    Engagement is key in lifestyle portrait photography. Gain valuable tips for creating that engagement, beyond the live shoots. From the details to look for ways to build that engagement, this lesson contains valuable lifestyle portrait photography tips.

  23. Photoshop: Edit Live Shoot Images

    Getting the shot is far from the last step. Learn lifestyle portrait post-processing using Adobe Photoshop. From perfecting skin tones to eliminating color casts, watch essential editing techniques for polishing lifestyle images while maintaining that natural look.

  24. Lightroom: Edit Live Shoot Images

    Moving that post-processing into Adobe Lightroom, many of the ideas are the same -- but where all those tools are located may be a bit different. Learn basic Lightroom edits using curves, HSL and more.

  25. The Importance of Photo Composition

    Composition keeps the viewer's eye on the subject -- and it's essential when working with an in-home session to eliminate distractions. Build compositional techniques like negative space, leading lines, texture, and juxtaposition into your lifestyle portrait photography.

  26. Get Clients to Connect Naturally In Photos

    Lifestyle photography prioritizes natural connection over getting every detail perfect. Explore techniques for creating a natural connection in the images, from connecting with kids to developing a relationship with the parents.

  27. Example: Successful Family Shoot

    Go beyond the live shoots and walk through the results of this real-life session. From preparation to the results, take a look a full lifestyle family portrait session and everything that went into making those images.

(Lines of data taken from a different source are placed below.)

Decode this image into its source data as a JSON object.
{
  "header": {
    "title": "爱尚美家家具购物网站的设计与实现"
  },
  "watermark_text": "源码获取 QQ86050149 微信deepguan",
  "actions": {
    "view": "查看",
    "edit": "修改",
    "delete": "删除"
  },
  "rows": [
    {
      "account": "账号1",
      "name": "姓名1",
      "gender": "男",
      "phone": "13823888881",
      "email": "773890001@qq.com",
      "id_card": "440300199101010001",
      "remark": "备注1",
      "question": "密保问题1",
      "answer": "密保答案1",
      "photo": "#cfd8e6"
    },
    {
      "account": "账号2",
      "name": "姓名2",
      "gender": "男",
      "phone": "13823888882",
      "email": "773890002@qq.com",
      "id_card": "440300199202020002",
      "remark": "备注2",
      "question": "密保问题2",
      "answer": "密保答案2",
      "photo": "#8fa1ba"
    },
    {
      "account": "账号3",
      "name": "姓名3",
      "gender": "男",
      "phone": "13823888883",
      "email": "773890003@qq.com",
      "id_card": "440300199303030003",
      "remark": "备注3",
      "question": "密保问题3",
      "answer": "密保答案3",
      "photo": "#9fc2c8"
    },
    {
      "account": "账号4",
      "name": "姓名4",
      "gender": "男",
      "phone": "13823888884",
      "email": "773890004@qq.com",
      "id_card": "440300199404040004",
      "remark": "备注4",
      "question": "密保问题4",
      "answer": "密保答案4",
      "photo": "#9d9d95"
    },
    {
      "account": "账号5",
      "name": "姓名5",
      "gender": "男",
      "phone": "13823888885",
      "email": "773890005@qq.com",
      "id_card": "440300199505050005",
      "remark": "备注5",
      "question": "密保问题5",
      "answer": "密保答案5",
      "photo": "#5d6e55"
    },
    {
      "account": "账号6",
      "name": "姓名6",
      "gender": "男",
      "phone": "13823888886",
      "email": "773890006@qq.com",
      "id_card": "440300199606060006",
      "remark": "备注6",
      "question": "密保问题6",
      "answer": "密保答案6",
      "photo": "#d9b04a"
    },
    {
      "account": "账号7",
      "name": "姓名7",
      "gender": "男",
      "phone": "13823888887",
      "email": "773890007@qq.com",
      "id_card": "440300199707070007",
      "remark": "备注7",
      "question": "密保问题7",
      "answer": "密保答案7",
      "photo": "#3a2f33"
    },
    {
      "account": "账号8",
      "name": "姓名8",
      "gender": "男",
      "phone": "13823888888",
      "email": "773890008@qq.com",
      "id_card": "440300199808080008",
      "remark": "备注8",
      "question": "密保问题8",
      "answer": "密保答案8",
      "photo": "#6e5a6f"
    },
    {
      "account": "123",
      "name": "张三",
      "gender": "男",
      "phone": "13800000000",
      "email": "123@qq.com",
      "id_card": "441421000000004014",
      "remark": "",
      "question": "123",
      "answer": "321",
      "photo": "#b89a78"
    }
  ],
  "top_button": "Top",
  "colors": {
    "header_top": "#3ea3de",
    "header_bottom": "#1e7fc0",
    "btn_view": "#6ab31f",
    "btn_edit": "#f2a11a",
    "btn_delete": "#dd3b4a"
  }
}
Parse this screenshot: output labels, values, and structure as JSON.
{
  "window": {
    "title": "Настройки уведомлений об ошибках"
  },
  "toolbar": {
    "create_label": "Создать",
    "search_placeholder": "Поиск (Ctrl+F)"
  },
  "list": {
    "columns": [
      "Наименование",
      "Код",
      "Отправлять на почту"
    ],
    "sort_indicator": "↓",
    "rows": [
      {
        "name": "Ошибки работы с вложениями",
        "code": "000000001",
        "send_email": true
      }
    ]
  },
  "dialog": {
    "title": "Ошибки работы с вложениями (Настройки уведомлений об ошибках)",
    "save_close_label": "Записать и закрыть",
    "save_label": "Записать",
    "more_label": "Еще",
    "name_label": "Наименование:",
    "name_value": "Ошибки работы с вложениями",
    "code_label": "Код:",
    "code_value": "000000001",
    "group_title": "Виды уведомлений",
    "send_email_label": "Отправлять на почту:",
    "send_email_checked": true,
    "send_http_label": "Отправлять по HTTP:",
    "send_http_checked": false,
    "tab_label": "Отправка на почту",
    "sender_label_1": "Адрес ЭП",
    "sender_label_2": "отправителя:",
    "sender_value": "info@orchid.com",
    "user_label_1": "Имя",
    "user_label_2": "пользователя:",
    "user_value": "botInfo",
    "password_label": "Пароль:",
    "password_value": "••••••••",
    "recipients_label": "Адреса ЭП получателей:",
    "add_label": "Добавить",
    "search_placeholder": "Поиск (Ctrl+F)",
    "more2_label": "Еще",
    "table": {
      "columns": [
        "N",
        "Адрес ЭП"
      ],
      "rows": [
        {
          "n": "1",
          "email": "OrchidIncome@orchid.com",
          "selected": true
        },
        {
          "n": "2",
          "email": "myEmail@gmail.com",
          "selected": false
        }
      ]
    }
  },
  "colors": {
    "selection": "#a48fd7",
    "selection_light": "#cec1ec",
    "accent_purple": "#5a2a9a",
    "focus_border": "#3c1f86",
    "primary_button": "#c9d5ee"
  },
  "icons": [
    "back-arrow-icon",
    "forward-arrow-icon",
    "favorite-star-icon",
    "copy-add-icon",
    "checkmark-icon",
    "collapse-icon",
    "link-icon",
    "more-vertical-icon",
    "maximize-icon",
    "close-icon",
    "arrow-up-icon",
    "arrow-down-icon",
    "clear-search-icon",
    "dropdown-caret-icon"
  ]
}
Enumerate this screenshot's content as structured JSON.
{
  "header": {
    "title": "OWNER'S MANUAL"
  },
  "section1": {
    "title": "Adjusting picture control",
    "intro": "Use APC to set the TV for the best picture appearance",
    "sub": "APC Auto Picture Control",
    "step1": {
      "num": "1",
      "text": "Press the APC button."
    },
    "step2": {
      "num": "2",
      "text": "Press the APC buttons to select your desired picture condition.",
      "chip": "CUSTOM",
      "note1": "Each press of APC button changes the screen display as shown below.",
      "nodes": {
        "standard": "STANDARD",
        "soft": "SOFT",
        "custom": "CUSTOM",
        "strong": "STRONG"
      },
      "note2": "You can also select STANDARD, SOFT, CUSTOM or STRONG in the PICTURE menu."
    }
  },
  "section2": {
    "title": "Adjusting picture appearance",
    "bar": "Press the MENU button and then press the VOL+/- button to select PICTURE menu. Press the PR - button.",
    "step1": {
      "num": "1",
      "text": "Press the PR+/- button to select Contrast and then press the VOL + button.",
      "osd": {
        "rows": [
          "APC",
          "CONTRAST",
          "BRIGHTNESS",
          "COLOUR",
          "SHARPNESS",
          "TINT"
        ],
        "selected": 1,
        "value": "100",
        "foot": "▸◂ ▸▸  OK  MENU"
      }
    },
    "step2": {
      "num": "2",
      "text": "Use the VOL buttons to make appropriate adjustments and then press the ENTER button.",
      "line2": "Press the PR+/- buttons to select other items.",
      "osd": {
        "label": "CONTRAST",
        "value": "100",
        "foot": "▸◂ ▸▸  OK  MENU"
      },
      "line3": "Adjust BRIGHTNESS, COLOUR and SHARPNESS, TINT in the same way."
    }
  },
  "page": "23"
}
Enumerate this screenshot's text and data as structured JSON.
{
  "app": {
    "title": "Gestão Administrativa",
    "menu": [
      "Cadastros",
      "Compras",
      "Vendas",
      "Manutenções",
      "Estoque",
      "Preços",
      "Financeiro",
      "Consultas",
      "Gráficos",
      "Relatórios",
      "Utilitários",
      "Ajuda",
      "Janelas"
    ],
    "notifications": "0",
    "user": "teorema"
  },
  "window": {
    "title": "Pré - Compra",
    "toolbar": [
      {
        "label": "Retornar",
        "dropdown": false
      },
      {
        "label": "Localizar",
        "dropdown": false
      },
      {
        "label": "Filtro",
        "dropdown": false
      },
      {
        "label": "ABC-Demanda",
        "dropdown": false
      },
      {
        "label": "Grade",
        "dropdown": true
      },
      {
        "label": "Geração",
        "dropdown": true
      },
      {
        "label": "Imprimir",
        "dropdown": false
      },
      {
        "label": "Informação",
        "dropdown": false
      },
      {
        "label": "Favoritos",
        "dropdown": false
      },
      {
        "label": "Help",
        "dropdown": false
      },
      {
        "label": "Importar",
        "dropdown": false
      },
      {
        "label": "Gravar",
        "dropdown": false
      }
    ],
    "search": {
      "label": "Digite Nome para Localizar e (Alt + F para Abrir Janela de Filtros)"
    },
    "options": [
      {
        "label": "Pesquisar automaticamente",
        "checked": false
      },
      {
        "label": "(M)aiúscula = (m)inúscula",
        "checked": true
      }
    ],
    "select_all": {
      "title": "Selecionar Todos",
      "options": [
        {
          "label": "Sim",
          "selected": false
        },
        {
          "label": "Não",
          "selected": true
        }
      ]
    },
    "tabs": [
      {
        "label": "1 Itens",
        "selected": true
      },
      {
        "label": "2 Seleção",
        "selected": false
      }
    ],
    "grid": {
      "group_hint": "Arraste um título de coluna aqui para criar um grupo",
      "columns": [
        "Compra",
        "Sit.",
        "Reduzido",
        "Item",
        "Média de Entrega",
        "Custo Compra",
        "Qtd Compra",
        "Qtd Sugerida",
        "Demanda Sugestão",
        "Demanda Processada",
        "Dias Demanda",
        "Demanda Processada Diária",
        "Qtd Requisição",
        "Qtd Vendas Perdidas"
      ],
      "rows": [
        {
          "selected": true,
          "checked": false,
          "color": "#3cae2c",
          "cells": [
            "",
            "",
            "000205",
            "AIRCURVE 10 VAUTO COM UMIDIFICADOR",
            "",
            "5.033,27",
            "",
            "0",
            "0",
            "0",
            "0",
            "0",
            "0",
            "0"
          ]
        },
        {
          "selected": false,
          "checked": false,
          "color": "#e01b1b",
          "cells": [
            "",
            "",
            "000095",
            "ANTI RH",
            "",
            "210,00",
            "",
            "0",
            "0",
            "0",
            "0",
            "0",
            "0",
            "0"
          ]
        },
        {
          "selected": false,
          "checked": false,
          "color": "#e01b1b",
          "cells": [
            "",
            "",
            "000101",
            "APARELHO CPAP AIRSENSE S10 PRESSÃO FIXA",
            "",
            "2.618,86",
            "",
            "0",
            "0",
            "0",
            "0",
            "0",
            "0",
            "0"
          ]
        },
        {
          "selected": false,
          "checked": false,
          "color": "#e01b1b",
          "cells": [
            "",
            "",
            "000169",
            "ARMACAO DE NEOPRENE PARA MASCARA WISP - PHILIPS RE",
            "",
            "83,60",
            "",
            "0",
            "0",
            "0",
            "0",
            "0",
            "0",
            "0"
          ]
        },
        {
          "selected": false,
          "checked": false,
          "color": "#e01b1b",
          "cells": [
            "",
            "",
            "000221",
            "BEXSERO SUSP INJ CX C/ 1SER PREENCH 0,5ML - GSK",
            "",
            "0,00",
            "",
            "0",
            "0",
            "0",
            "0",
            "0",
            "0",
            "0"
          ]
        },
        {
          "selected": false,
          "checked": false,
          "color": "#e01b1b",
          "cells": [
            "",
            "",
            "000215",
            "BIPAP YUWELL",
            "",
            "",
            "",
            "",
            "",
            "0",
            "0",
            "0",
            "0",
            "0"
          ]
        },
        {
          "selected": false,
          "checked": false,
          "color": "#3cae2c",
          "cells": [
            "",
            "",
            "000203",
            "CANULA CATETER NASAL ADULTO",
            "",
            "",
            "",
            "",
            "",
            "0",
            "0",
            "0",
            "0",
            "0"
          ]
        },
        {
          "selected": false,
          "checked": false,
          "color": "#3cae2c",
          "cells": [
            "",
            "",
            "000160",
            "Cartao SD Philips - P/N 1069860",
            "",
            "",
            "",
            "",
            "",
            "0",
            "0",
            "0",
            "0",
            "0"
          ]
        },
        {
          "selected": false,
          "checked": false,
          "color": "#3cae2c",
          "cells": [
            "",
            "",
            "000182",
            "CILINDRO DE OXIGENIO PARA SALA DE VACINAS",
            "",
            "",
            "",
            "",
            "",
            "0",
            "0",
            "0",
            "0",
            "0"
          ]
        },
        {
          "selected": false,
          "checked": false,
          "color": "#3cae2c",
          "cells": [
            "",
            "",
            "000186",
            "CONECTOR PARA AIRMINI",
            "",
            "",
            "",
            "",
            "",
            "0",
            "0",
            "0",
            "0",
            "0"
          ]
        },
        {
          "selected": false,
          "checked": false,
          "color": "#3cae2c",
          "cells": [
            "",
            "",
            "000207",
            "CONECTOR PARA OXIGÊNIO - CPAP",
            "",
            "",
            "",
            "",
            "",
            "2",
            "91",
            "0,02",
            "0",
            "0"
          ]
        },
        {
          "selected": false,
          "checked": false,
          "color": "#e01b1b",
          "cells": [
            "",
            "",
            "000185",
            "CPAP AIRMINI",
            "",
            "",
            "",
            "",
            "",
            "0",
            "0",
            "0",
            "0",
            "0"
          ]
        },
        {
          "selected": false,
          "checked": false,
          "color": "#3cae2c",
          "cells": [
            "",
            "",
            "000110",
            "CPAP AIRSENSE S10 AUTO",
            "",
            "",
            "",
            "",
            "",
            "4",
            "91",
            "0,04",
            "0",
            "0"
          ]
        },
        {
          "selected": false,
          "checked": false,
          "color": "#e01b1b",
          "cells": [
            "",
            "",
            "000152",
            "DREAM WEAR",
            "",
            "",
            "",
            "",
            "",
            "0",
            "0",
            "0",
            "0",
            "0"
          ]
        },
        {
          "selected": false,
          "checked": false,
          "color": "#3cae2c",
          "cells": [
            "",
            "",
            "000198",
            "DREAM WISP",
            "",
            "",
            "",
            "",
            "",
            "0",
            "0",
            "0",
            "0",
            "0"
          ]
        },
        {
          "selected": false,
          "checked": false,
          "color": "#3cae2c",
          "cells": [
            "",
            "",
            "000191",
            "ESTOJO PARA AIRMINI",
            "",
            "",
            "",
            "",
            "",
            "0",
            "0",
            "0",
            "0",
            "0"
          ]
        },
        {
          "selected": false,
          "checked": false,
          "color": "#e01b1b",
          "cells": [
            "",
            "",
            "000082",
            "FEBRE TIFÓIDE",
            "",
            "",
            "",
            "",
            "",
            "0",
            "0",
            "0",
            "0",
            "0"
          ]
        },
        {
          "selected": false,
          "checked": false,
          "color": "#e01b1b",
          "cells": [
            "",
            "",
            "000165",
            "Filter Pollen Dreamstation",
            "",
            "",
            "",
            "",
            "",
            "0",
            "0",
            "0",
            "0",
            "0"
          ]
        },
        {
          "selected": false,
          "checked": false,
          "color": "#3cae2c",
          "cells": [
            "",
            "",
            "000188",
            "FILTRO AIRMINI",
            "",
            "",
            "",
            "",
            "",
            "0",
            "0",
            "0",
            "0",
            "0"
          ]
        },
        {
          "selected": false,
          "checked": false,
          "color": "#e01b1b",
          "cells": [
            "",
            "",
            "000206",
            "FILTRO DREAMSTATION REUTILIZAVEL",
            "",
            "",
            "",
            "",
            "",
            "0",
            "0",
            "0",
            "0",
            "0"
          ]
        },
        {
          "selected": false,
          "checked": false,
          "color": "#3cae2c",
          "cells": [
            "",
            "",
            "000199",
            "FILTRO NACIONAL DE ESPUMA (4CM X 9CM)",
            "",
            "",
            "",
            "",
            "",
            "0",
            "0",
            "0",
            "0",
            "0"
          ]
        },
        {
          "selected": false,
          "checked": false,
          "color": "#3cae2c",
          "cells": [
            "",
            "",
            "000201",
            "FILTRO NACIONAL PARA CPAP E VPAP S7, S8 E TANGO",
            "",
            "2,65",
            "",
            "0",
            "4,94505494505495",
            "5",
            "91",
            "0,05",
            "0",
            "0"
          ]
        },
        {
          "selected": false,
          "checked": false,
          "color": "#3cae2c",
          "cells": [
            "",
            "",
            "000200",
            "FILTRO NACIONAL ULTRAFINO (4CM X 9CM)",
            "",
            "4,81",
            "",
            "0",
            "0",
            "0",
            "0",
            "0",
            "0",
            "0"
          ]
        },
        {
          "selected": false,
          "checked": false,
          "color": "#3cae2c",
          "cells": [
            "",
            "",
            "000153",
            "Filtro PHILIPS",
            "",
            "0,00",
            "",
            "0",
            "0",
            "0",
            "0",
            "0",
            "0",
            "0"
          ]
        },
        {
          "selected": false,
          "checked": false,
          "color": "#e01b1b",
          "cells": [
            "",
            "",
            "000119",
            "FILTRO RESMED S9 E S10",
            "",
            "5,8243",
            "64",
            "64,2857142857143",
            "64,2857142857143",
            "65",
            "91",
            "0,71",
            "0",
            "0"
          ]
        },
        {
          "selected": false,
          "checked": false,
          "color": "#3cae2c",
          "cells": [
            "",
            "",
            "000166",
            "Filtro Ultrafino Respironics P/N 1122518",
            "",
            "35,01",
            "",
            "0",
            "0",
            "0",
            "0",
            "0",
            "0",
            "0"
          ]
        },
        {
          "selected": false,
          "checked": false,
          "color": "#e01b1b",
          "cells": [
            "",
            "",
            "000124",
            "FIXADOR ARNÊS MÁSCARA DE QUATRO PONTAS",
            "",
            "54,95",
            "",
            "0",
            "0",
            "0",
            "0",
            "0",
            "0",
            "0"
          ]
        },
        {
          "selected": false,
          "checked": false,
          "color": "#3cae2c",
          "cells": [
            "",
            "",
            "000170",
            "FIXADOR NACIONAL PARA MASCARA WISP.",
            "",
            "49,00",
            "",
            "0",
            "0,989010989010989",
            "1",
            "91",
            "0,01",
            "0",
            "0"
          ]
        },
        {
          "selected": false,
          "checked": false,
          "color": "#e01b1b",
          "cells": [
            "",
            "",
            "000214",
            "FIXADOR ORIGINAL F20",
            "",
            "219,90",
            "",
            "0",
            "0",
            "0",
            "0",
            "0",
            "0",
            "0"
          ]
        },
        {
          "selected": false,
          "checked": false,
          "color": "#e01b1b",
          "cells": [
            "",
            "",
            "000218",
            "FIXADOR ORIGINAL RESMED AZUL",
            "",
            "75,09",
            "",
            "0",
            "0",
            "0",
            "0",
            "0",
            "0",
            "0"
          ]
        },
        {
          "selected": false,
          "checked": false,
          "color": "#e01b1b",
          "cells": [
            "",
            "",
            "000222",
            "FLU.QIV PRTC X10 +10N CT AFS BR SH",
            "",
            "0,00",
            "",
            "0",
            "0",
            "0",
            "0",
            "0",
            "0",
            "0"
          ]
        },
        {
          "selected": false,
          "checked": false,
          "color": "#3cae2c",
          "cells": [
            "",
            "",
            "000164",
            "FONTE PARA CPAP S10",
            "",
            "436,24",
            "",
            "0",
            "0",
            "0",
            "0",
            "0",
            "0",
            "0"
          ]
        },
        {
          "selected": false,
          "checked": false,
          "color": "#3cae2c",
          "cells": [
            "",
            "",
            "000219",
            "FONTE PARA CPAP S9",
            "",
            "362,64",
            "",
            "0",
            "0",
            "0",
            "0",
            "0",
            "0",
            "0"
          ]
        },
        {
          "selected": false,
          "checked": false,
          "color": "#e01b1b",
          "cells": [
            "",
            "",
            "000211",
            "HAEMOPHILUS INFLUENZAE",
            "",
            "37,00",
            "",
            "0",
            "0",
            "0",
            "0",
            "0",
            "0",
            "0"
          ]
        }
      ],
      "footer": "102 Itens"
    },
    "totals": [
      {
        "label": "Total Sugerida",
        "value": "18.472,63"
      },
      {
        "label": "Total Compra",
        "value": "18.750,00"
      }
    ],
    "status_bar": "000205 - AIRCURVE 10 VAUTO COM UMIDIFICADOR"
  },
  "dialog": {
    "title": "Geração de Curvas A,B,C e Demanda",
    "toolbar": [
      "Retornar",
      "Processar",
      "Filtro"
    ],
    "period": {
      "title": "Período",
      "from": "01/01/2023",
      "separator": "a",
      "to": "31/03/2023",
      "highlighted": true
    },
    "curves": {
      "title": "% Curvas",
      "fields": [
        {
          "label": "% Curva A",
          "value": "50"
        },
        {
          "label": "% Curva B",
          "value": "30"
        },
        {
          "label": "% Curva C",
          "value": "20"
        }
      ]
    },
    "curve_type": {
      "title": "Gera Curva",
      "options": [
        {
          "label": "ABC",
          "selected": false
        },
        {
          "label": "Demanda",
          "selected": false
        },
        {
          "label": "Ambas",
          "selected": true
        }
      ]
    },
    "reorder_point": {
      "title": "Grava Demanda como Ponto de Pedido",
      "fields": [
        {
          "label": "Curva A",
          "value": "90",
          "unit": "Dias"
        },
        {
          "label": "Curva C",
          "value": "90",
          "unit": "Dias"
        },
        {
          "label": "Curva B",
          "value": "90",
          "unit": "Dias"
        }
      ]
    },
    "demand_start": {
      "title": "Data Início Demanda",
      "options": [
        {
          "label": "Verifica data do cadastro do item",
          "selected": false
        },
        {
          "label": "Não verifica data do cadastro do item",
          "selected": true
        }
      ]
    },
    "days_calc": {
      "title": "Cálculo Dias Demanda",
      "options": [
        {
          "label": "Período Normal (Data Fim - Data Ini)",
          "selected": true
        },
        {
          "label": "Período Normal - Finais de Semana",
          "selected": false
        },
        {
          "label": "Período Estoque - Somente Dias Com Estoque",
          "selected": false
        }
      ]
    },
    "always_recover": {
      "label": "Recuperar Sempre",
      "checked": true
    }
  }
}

  28. Example: Perspective in Shoots

    Perspective carries power in portraits. Learn how perspective changes an image -- and how to quickly decide during the shoot what perspective to use. From capturing that close-up to shooting from a tall angle, dig into how perspective plays a role in lifestyle portraits.

  29. Incorporating Pets Into Family Photos

    The four-legged family members were often the families first "kids" -- and are important to the session. Gain valuable insight into working with different types of pets in a lifestyle family session.

  30. Sales Techniques That Work

    With the session finished, how do you maximize the income potential by selling prints? Find valuable insight into easy, actionable sales tips for lifestyle portrait photographers.

  31. Sellable Products and Packages

    Build a pricing list for lifestyle portrait packages. Learn why your middle package is often the best seller and how to build the best packages for your business.

Reviews

yeahyeahsyd
 

Emily reignited my passion for lifestyle photography and gave me the tools that I needed to give my business a creative and profitable boost. Seeing how effortlessly she interacted with families and the efficiency of her workflow was inspiring. I'm excited to shake things up and make some positive changes in my business that I know will lead to success. Thank you Emily and thank you Creativelive for this fun and informative class!

Bernadette
 

Watching Emily on CL - I rarely comment, but wanted to pop in and say what a great class it is! Full of helpful information and good content. One of the first classes that moves at a perfect pace, keeping things interesting & engaging. I tend to lose interest quickly when classes drag, but she really does such a fantastic job, which is refreshing. Makes watching the class really enjoyable! Thank you!

robinspalding
 

I was just hoping on here to post how much I loved this class. I used to be a portrait photographer, veered away for a bit to focus on more conceptual art photography but i still am interested in lifestyle photography. Emily is very inspiring, her bubbly personality was a joy to watch how she interacts with families especially the kids. Her work is phenomenal! (in response to one of the bad reviews, about her cutting off children shooting on a live workshop while tethered and teaching can easily explain this away as you can tell from her portfolio that she always has compositionly beautiful images) This class has renewed and inspired my love of lifestyle and i have been shooting so much since the class! Definitely used her tips and tricks to improve my pictures! highly recommend this class!